6) UBC/University Boulevard

Sometime in the 1960s, while driving on University Boulevard on their way to UBC’s main library, a couple got into an argument (or so the story goes). The young woman got out of the car and started walking in the rain. She was hit by a car and killed. But death, it seems, didn’t keep her from hitchhiking along that road. She’s been haunting young men who pick her up out of the rain by giving them a piece of paper with the library’s address on it. If the man is alone, she’ll jump in the rear seat, and then vanish. Also, at UBC’s library itself, the ghost of an older woman in a dress has been seen.

 7) Hycroft Mansion, 1489 McRae Ave 

Hycroft Mansion was a stately home built for politician and war heroGen. Alexander Duncan McRae. Since his demise, it’s been the haunt, literally, of many honourable ghostly guests, including McRae (dressed in his First World War uniform) and his wife. The home was used as a veteran’s hospital during the Second World War, which makes the ghostly sounds of a crying man seem quite appropriate. Images of the head nurse have been seen, and apparitions of at least three war vets, in full uniform, would have made any visitor stand at attention.

8) Gastown, along Cordova and Water Streets

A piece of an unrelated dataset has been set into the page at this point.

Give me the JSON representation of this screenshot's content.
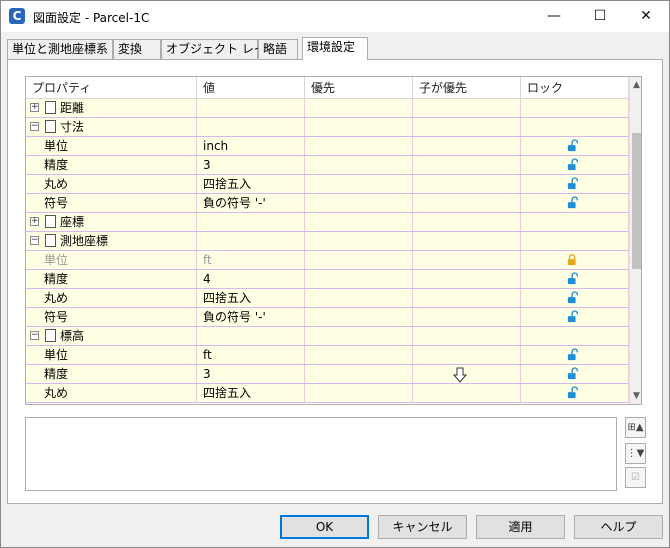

The five-block area along Cordova and Water streets, east fromWaterfront Station, includes some pretty creepy spots. Among the breathless tales: A man wearing a bowler hat was observed in the hallway of the Bodega Hotel. Another incident involved the manager of the card shop in the Hotel Europe, who was looking into a security mirror when she saw an eccentric looking man wearing strange clothes. These apparitions were dressed not like others of our time, but as they would have appeared in the late 1800s … about the same time as the Great Fire.

9) The Old Spaghetti Factory, 53 Water St.

A decommissioned British Electric streetcar trolley from the 1950s sits in the middle of the dining room, and in it sits a ghost conductor. Longtime employees have reported hearing their names called out and feeling the presence of the mysterious diner, while vintage photos in the restaurant show a shadowy figure in a seat in the streetcar. A second ghost has also been reported: a red-headed man who likes to surprise women in the ladies’ washroom.

10) Mushroom Studios, 1234 W. 6th Ave.

Diana Ross and the SupremesLed ZeppelinHeartQueensryche,Loverboy and Sarah McLachlan all recorded there. And numerous people who’ve worked at Mushroom Studios claim it’s haunted, perhaps by one Shelley Siegel, the man who helped Ann and Nancy Wilson make it big with tunes like Dreamboat Annie, which was recorded in the building. Siegel died in his early 30s from a brain aneurysm; his body’s buried at Forest Lawn Cemetery. His spirit, however …


Special to The Vancouver Sun

With thanks to Lorne Richard, director of operations at Vancouver Trolley Tours, which conducts tours of local sites of murders and hauntings.

Top 10 ghostly places in Vancouver

Tags: , , , , , , , , , , ,

The data included on this website is deemed to be reliable, but is not guaranteed to be accurate by the Kamloops Real Estate Board. The trademarks REALTOR®, REALTORS® and the REALTOR® logo are controlled by The Canadian Real Estate Association (CREA) and identify real estate professionals who are members of CREA. Used under license.